Turner Buckminster has lived in Phippsburg, Maine for almost six whole hours. He has dipped his hands in its waves, smelled the sharp scent of its pine trees. He has looked out at the sea. Turner has even seen the clapboard parsonage beside the church his father will minister now that they are no longer in Boston and the small house beyond whose function he could not yet fathom (and soon enough would not believe).
Six whole hours in Maine.
He didn’t know how much longer he could stand it.
After a dismal arrival, a disastrous baseball game and one too many reminders that he is, in fact, a minister’s son, Turner is just about ready to light out for the territories. Surely, life out west would be better.
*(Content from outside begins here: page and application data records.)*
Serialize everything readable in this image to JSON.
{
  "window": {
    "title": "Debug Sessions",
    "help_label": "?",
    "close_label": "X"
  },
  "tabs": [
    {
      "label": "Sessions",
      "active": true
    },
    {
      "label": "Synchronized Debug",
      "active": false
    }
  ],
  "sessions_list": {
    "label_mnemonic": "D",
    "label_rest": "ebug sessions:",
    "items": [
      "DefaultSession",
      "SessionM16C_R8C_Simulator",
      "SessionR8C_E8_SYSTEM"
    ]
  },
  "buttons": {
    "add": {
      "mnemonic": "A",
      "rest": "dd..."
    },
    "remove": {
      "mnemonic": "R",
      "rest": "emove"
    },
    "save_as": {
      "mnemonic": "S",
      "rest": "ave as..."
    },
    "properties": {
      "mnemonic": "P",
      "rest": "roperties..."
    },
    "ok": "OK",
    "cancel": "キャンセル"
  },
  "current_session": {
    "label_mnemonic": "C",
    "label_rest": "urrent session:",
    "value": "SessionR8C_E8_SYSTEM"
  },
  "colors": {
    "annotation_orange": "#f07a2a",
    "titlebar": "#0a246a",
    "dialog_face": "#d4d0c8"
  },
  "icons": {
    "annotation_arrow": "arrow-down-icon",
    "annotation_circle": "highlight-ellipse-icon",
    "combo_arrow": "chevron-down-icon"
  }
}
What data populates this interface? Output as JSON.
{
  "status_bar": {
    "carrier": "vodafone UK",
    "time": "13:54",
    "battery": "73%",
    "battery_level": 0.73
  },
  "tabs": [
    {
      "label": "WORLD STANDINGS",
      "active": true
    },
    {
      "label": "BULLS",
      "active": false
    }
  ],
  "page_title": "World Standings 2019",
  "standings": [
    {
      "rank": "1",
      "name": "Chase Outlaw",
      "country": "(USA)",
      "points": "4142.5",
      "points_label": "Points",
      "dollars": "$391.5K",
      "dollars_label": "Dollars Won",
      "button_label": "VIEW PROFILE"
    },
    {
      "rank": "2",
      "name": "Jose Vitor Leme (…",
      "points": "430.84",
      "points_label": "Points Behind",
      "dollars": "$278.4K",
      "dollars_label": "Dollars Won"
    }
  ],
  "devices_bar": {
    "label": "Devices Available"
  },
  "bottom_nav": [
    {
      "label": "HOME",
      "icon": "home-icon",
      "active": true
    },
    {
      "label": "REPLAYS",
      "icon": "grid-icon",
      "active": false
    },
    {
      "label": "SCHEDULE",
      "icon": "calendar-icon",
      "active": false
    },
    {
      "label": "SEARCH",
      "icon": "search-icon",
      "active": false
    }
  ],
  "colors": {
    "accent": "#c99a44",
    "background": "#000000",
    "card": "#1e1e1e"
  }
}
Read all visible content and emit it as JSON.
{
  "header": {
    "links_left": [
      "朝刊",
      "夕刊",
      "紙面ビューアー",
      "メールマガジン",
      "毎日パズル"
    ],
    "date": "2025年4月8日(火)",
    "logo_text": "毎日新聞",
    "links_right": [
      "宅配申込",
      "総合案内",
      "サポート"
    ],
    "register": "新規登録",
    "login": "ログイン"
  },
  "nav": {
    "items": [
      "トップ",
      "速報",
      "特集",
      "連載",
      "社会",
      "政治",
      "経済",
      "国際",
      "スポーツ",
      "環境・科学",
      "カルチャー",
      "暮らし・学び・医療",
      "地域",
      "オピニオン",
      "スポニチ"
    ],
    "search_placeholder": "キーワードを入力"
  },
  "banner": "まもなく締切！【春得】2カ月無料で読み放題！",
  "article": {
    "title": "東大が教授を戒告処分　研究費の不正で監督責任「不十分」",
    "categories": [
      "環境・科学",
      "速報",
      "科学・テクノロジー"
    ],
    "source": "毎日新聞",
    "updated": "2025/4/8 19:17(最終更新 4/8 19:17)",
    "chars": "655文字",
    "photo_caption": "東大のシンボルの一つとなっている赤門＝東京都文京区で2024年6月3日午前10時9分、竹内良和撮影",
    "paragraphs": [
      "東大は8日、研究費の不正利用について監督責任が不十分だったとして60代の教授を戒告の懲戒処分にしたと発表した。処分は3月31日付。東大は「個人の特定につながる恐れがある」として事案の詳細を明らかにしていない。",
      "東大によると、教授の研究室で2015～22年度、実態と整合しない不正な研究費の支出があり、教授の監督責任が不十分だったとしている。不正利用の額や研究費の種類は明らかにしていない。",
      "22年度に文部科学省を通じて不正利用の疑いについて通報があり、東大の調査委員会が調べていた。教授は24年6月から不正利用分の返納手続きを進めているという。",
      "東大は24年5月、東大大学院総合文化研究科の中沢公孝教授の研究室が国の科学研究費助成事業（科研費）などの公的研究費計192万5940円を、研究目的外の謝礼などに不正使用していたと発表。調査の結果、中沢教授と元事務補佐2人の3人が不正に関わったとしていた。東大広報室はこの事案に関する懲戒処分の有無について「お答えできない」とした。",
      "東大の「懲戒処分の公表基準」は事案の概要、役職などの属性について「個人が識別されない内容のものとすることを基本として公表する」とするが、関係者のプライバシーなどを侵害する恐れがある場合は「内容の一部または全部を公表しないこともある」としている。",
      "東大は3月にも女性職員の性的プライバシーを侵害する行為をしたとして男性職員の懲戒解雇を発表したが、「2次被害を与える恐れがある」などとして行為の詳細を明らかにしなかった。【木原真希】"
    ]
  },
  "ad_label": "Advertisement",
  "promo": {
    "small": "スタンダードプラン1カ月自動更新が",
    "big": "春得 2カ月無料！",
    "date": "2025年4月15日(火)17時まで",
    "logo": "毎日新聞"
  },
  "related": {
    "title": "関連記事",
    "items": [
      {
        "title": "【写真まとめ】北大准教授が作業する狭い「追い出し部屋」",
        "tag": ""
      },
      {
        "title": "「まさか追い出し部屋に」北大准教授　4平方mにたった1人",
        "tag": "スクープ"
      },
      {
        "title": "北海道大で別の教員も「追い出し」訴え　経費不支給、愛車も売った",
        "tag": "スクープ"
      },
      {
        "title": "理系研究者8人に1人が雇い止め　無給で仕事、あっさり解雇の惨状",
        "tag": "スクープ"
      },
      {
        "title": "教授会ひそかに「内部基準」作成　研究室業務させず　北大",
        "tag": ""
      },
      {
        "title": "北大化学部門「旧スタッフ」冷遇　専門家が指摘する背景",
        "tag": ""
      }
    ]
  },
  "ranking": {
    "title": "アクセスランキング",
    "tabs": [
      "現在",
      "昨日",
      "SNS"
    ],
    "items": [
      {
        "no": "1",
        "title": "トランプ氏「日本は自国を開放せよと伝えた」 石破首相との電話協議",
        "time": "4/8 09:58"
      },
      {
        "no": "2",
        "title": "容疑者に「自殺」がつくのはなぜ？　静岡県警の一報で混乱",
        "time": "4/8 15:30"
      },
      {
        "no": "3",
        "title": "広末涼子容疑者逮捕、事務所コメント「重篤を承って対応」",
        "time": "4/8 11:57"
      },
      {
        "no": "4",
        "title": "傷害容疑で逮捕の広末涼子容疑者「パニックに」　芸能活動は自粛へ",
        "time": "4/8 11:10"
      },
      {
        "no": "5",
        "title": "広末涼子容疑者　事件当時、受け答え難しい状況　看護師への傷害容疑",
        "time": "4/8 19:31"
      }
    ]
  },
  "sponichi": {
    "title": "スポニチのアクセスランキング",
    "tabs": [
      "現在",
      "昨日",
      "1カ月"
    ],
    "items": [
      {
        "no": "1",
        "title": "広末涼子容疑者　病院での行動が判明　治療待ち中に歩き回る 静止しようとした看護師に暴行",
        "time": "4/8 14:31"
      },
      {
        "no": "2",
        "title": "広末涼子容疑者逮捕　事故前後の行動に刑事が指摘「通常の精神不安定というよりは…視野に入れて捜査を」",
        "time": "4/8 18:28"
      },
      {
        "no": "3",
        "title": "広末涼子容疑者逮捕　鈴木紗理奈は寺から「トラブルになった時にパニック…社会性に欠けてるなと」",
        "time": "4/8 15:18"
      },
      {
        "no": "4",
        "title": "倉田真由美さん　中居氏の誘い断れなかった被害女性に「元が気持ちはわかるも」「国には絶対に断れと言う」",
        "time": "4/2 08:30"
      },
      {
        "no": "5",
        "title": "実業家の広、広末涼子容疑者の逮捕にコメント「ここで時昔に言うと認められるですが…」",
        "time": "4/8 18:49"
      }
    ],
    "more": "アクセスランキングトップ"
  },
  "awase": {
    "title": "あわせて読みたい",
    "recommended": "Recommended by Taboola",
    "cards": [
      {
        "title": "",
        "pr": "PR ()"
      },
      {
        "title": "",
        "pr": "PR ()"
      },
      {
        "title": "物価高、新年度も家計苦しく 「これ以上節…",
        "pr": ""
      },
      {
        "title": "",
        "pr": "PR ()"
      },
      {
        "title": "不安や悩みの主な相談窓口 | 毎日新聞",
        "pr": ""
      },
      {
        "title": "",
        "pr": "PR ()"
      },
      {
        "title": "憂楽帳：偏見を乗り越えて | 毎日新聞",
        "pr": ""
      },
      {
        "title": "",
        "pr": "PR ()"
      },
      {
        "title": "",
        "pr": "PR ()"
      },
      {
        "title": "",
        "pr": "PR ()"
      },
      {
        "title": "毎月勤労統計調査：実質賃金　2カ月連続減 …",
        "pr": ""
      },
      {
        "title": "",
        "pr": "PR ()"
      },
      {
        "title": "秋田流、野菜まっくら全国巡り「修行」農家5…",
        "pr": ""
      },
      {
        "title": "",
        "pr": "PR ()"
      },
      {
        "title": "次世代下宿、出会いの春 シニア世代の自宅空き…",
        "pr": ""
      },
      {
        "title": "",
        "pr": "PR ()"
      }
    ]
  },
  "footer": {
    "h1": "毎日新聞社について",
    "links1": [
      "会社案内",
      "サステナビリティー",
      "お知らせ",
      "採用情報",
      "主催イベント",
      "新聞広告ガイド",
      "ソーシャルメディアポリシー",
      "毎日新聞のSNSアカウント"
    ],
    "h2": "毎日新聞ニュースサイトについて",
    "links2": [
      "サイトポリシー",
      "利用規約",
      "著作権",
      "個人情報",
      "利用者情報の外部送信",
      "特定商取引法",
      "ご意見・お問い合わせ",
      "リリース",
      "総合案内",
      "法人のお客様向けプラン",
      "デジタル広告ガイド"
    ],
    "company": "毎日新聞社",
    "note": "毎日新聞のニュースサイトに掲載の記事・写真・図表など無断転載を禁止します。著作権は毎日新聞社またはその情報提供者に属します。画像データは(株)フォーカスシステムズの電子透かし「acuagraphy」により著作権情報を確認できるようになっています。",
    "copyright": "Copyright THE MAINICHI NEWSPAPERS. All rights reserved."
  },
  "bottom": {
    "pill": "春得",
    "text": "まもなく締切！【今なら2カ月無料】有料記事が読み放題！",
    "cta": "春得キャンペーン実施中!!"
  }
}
It would certainly be simpler with no need to remember his manners and always wear those darned starched white shirts that simply do not work in the summer heat.
Lizzie Bright Griffin is Turner’s opposite in almost every way. She has lived on Malaga all her life, just like her parents and her granddaddy. A community founded by former slaves, Malaga is a poor island and largely seen as a blemish on the landscape by Phippsburg’s elite. But to Lizzie it is the most wonderful place in the world. It is home.
Turner and Lizzie have every reason to hate each other. Instead they become fast friends. Soon enough Turner can’t imagine his life without knowing Lizzie or Malaga. Meanwhile, change is coming. Phippsburg is plotting to force the islander’s off Malaga to pave the way for a lucrative tourist industry that will lead Phippsburg into the future.
The change seems inevitable. Still Turner feels he and Lizzie have to try and fight this horrible injustice. Only time will tell if it will be enough to save Malaga in Lizzie Bright and the Buckminster Boy (2004) by Gary D. Schmidt.
This story is based on the real life destruction of Malaga island in 1912 and (spoiler alert, insofar as a real event can be considered a spoiler) the island is not saved. Schmidt has created a stunning novel about a real story that is shocking but also needs to be told and remembered.
The writing here is charming and surprisingly appealing given the narrow focus of the narrative. Biblical references Turner acquired from his minister’s-son-upbringing are interwoven seamlessly in a way that works even if the source behind the references is not always clear to readers with a different knowledge set.
Lizzie Bright and the Buckminster Boy is also the only book I know of that is both a Newbery and Printz award honor book (both honors received in 2005). This never happens. It’s kind of as amazing as Sandra Bullock’s recent awards sweep winning the Golden Globe for best actress in a comedy and a drama and winning the Oscar for best actress besides. It’s just really rare and a real sign of overall awesomeness for a book written for young people.
Despite a very clearly defined plot (as is the way when a story is based on real events), this book is not easy to make sense of just based on a blurb or the cover, more on those in a minute. That’s because Lizzie Bright and the Buckminster Boy is a very subtle, smart book. It really needs to be read before you can fully appreciate its magic. Phippsburg and its inhabitants are fully realized as characters. Even the sea breeze has its own special place as a character of sorts moving the story along.
Some historical novels relate detailed accounts of real events. Schmidt does that to an extent here, but even better is the full immersion of this story. You don’t read this one, you live it. A detailed author’s note at the end of the book also details the real story that inspired this fictional one.
Now a bit more about those covers. As far as I can tell, Lizzie Bright and the Buckminster Boy has three covers. The middle one here, the one with the primitive style artwork, was the original 2004 cover. In 2006 Yearling repackaged the book as a paperback with the top cover, the one split in half between Lizzie/Turner in the boat, and the whale. Finally in 2008 the book was reprinted again (I believe by Powell) as a mass market paperback which can be seen in the last image here, the smallest one that is predominantly yellow hued in the background.
I might be wrong here, but my suspicion is that the book was repackaged to try and make it more appealing to young readers since its 2005 honors already made it clear that the book had literary appeal. Personally, my favorite is the Yearling cover (the top one here) because it’s exactly how I pictured Turner and Lizzie in my own imagination. I can see the skill in the original cover’s artwork and how it fits with the story. On the other hand, it seems very off-putting to a young person looking for a book (again this could be me, but my colleague “Lynn” agreed with me)–I know it was off-putting for me before I got into the story. Whatever cover you prefer, this book is definitely well worth reading.
Possible Pairings: Lucky Strikes by Louis Bayard, The Game of Love and Death by Martha Brockenbrough, Origin of Species by Charles Darwin, The Voyage of the Beagle by Charles Darwin, Someone to Run With by David Grossman, Charles and Emma: The Darwins’ Leap of Faith by Deborah Heiligman, Claudette Colvin: Twice Toward Justice by Phillip Hoose, Holes by Louis Sachar, Maniac Magee by Jerry Spinelli, The Aeneid by Virgil, Generation Dead by Daniel Waters, Black Dove, White Raven by Elizabeth Wein